For instance, you may be able to work with your Orlando child custody lawyer to contact your ex, or your ex’s attorney, to make clear that further action will need to be taken if your ex cannot stick to the time-sharing arrangement in the parenting plan. Or, you may be able to engage in communication with your ex through family mediation.
When Your Ex Refuses to Stick to His or Her Days or Times with the Child
The above situations we discussed often are not intentional violations of the time-sharing schedule in the parenting plan. To be sure, most cases in which a parent is routinely late by 10 or 15 minutes is simply a problem with that parent’s own schedule-keeping. However, situations certainly arise in which a parent intentionally refuses to abide by the terms of the child custody order. For example, a parent might refuse to bring the child back to the other parent’s house on the appropriate day, or that parent might sign the child out of school early in order to avoid having the child spend time with the other parent. Unless there are extenuating circumstances, such as serious concerns about child abuse, it is likely time to ask the court to intervene.
If one parent is intentionally disregarding the child custody order and is refusing to stick to the time-sharing schedule, the court may be able to take various actions to force that parent to comply. For example, that parent could be held in contempt until he or she sticks to the schedule. And in some cases, the non-violating parent could be eligible to ask the court to modify the parenting plan and child custody order to reduce the other parent’s time with the child.

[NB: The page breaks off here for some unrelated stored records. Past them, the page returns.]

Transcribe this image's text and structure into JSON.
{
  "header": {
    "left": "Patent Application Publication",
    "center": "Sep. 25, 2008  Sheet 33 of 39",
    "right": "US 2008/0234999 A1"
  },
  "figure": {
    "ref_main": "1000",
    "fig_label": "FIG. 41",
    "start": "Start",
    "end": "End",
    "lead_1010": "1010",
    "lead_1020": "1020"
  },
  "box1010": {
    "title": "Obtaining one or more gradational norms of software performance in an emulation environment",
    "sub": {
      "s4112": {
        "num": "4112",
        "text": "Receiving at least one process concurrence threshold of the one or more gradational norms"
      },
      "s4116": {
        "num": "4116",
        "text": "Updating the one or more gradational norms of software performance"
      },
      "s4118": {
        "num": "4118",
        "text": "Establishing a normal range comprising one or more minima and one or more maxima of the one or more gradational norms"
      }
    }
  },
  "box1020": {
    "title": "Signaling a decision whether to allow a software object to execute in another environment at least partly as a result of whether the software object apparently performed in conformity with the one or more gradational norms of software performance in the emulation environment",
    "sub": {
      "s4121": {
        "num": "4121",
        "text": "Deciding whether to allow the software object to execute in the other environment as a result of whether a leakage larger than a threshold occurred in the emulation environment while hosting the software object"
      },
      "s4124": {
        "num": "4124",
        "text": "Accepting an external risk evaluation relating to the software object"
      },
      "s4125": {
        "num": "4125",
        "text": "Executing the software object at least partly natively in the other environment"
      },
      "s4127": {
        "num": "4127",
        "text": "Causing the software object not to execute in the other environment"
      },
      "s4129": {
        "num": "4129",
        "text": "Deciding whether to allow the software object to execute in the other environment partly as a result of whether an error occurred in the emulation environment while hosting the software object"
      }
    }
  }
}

Contact a Child Custody Lawyer in Orlando
Do you have questions about child custody and time-sharing in Florida? Our Orlando child custody attorneys & timesharing lawyers can help. Contact Anderson & Ferrin today.